Most farmers in rural areas uproot the vegetables from their farms because some of them are weeds. But the experts noted these vegetables can be processed in forms that can be used in children’s foods (amaranth) and packaged in relief foods.
Studies conducted by the Rutgers University in collaboration with researchers from Kenya, Tanzania and Zambia, show that the African indigenous vegetables have not been fully explored.
Dr James Simon of Rutgers University acknowledges that although a majority of consumers prefer to eat indigenous vegetables, they do not actually consume them as often.
“To move to the formal market sector, indigenous crops need to come in a predictable fashion and with a predictable level of quality. If done correctly through irrigation and water distribution systems, farmers can grow and sell these crops throughout the year,” he said.
Dr Jane Ambuko, a horticulturalist from the University of Nairobi, acknowledges that as a modern working woman, it is difficult to go to the market to look for vegetables, thus, many now opt to go to supermarkets, which sometimes are limited in variety.
“The only readily available vegetable is managu, which may still not be fresh by the time one gets from the office. It would be nice for people to come up with other ways of repackaging the vegetables, clearly labelling them to maintain their freshness and avoid wastage and loss,” she said.
As a quality measure, she added, the vegetables can be certified by the Kenya Bureau of Standards so that they can be sold freely in the Kenyan market and beyond.
Climate change and food loss are among the greatest challenges facing indigenous food production, noted Nutrition specialist in the Department of Food, Nutrition and Dietetics at the Kenyatta University, Dr Judith Kimiywe.
-Claire Wasilwa and Sarah Nanjala
Farmers troubled by whiteflies
Farmers in Kirinyaga County are counting losses as whiteflies destroy their crops.
“The flies congregate on the underside of leaves, lay eggs and suck out the plants’ fluids while injecting toxic saliva,” Jackson Karani, a French beans farmer in Kiumbu village, said.
The insects have invaded his seven-acre farm, destroying the crops’ leaves. Most of them have now turned yellow and fallen off.
The tiny whitish flies are attracted to young leaves and in their feeding, they not only transmit diseases, but they also secret honeydew that develops a dark mould that disrupts photosynthesis
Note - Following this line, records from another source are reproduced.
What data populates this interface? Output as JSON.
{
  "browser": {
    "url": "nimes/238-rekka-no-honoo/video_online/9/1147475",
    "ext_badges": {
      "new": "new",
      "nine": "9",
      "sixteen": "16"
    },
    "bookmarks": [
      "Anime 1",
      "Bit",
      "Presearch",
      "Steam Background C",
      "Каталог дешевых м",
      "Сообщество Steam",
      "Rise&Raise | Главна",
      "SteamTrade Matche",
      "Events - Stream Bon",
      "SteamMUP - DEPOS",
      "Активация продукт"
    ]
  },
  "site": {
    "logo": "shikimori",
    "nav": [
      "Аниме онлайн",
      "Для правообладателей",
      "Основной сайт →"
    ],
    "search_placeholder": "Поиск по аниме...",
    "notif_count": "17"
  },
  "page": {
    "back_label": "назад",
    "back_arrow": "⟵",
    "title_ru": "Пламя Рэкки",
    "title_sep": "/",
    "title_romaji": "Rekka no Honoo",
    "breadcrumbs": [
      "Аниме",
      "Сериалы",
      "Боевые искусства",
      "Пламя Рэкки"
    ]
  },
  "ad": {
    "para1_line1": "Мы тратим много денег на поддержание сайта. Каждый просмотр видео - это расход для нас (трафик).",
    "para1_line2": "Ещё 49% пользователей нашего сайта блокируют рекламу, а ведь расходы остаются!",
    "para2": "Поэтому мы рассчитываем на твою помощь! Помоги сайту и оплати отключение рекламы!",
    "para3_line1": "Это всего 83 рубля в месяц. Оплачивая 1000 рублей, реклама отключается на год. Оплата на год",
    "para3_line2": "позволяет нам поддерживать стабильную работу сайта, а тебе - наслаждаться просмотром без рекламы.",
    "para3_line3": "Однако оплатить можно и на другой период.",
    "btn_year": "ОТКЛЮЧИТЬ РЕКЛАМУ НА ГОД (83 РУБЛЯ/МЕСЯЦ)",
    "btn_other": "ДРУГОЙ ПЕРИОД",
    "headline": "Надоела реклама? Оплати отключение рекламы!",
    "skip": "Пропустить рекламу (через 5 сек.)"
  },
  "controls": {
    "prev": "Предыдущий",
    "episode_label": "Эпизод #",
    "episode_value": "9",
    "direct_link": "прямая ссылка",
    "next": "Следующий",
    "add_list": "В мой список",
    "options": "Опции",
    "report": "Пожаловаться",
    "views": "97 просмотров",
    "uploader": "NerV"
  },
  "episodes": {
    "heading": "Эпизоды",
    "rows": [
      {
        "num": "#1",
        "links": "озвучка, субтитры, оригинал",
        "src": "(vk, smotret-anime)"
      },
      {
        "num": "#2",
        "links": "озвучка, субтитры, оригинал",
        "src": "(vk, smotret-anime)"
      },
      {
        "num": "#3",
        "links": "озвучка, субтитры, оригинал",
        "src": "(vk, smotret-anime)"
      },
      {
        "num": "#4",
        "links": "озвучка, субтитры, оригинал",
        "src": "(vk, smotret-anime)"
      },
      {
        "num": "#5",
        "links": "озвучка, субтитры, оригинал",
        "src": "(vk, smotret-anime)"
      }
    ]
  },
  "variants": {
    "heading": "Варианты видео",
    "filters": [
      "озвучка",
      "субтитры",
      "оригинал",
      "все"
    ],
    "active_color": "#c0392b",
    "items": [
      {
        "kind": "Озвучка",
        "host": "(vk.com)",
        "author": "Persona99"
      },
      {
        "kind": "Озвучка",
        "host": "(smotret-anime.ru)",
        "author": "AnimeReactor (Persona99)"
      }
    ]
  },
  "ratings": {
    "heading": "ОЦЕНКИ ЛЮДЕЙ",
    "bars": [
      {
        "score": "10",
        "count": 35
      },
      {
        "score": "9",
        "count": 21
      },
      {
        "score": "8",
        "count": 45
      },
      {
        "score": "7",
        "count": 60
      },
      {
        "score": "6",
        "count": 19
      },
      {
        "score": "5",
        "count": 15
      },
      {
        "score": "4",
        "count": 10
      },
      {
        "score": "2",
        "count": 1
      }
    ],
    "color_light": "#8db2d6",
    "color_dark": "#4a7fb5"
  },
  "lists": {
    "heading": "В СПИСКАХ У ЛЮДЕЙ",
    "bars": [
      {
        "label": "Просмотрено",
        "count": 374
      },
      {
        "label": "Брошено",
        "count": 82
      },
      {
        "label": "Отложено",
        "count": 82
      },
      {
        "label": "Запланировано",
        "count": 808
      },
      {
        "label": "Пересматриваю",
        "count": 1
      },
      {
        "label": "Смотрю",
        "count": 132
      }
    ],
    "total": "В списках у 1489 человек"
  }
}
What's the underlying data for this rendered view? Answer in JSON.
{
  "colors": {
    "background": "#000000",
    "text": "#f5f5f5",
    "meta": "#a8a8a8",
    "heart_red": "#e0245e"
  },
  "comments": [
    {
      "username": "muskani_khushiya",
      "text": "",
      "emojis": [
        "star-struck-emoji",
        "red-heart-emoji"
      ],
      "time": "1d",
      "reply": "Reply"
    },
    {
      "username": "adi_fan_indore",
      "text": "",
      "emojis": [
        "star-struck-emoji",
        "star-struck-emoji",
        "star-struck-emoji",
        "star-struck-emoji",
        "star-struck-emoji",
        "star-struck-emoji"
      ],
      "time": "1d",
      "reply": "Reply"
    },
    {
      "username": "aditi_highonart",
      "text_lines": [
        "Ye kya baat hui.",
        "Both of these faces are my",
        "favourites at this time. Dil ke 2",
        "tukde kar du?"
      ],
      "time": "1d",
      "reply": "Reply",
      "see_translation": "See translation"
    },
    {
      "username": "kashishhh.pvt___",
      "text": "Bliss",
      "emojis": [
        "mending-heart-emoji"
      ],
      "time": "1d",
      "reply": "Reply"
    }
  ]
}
Farmers are supposed to spray against the pest every fortnight, but due to the outbreak, they are being forced to spray every week raising their cost of production.
The county government has promised to assist the farmers manage the pest.
Ex-Ethiopian PM vows to push for tech-driven agriculture as Agra chair
Ethiopia’s former Prime Minister Hailemariam Desalegn has said his goal as the new Alliance for a Green Revolution in Africa (Agra) board chair will be to push for technology-driven farming.
Speaking after taking over from Zimbabwean telco mogul Strive Masiyiwa in Nairobi recently, Desalegn added he will work for the transformation of the continent’s agricultural structures from subsistence to high-value production and export.
Agra, a pan-African agricultural organisation headquartered in Nairobi, was established in 2006 to spur green revolution and food security across the continent.
Desalegn, who will assume office next month, becomes the third chairman of the organisation’s board, with his other predecessor being Kofi Annan (deceased).
He also pledged to rally various African Heads of State to honour their commitment to the Maputo declaration of 2003, which directed all African Union member states to commit at least 10 per cent of their national budgets to agricultural development.
“Our agriculture needs more than technology, it needs good policy and functional markets,” said Agra President Agnes Kalibata, who added that political goodwill in crucial in policy implementation.
Masiyiwa, who served as the Agra board chairman for 15 years, noted that African states had for many years abandoned agriculture especially between 1970s to the 90s for the extractive industry, but funding is coming back.